* _EXERCISE AIM_
Each record below must be written out again in exactly the same form.
▬▬▬▬▬▬
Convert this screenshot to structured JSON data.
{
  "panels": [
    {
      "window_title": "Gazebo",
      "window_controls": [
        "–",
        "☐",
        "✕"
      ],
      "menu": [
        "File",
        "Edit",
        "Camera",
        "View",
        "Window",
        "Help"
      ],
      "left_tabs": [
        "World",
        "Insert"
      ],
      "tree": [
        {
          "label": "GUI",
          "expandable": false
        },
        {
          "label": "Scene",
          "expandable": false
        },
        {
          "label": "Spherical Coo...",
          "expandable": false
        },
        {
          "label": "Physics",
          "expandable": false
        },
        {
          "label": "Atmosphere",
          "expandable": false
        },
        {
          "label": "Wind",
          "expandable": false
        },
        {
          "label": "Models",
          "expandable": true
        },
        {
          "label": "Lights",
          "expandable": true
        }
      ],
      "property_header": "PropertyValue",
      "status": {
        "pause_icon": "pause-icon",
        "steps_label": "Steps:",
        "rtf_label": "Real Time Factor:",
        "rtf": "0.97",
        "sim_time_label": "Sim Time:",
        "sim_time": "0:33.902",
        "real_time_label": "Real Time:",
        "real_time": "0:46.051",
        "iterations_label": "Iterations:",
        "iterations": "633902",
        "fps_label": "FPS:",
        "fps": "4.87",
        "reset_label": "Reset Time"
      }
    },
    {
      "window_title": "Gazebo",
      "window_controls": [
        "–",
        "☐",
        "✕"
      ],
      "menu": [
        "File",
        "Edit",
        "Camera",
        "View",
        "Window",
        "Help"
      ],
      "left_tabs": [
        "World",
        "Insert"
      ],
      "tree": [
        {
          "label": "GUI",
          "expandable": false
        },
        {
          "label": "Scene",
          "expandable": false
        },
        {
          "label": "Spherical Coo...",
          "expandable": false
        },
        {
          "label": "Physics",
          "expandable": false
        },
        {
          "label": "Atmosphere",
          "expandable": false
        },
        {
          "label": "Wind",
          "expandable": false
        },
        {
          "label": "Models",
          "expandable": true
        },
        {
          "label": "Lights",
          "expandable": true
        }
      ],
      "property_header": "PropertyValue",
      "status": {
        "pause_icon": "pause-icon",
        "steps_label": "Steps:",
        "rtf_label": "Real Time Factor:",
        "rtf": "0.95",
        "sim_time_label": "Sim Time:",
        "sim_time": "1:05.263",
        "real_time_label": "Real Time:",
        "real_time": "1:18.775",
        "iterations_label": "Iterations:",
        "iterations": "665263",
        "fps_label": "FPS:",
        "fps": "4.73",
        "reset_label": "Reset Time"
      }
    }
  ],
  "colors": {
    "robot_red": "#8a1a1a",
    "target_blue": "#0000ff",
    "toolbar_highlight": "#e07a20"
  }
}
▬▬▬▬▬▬
* _ANSWER BOX_
Convert this screenshot to structured JSON data.
{
  "panels": [
    {
      "window_title": "Gazebo",
      "window_controls": [
        "–",
        "☐",
        "✕"
      ],
      "menu": [
        "File",
        "Edit",
        "Camera",
        "View",
        "Window",
        "Help"
      ],
      "left_tabs": [
        "World",
        "Insert"
      ],
      "tree": [
        {
          "label": "GUI",
          "expandable": false
        },
        {
          "label": "Scene",
          "expandable": false
        },
        {
          "label": "Spherical Coo...",
          "expandable": false
        },
        {
          "label": "Physics",
          "expandable": false
        },
        {
          "label": "Atmosphere",
          "expandable": false
        },
        {
          "label": "Wind",
          "expandable": false
        },
        {
          "label": "Models",
          "expandable": true
        },
        {
          "label": "Lights",
          "expandable": true
        }
      ],
      "property_header": "PropertyValue",
      "status": {
        "pause_icon": "pause-icon",
        "steps_label": "Steps:",
        "rtf_label": "Real Time Factor:",
        "rtf": "0.97",
        "sim_time_label": "Sim Time:",
        "sim_time": "0:33.902",
        "real_time_label": "Real Time:",
        "real_time": "0:46.051",
        "iterations_label": "Iterations:",
        "iterations": "633902",
        "fps_label": "FPS:",
        "fps": "4.87",
        "reset_label": "Reset Time"
      }
    },
    {
      "window_title": "Gazebo",
      "window_controls": [
        "–",
        "☐",
        "✕"
      ],
      "menu": [
        "File",
        "Edit",
        "Camera",
        "View",
        "Window",
        "Help"
      ],
      "left_tabs": [
        "World",
        "Insert"
      ],
      "tree": [
        {
          "label": "GUI",
          "expandable": false
        },
        {
          "label": "Scene",
          "expandable": false
        },
        {
          "label": "Spherical Coo...",
          "expandable": false
        },
        {
          "label": "Physics",
          "expandable": false
        },
        {
          "label": "Atmosphere",
          "expandable": false
        },
        {
          "label": "Wind",
          "expandable": false
        },
        {
          "label": "Models",
          "expandable": true
        },
        {
          "label": "Lights",
          "expandable": true
        }
      ],
      "property_header": "PropertyValue",
      "status": {
        "pause_icon": "pause-icon",
        "steps_label": "Steps:",
        "rtf_label": "Real Time Factor:",
        "rtf": "0.95",
        "sim_time_label": "Sim Time:",
        "sim_time": "1:05.263",
        "real_time_label": "Real Time:",
        "real_time": "1:18.775",
        "iterations_label": "Iterations:",
        "iterations": "665263",
        "fps_label": "FPS:",
        "fps": "4.73",
        "reset_label": "Reset Time"
      }
    }
  ],
  "colors": {
    "robot_red": "#8a1a1a",
    "target_blue": "#0000ff",
    "toolbar_highlight": "#e07a20"
  }
}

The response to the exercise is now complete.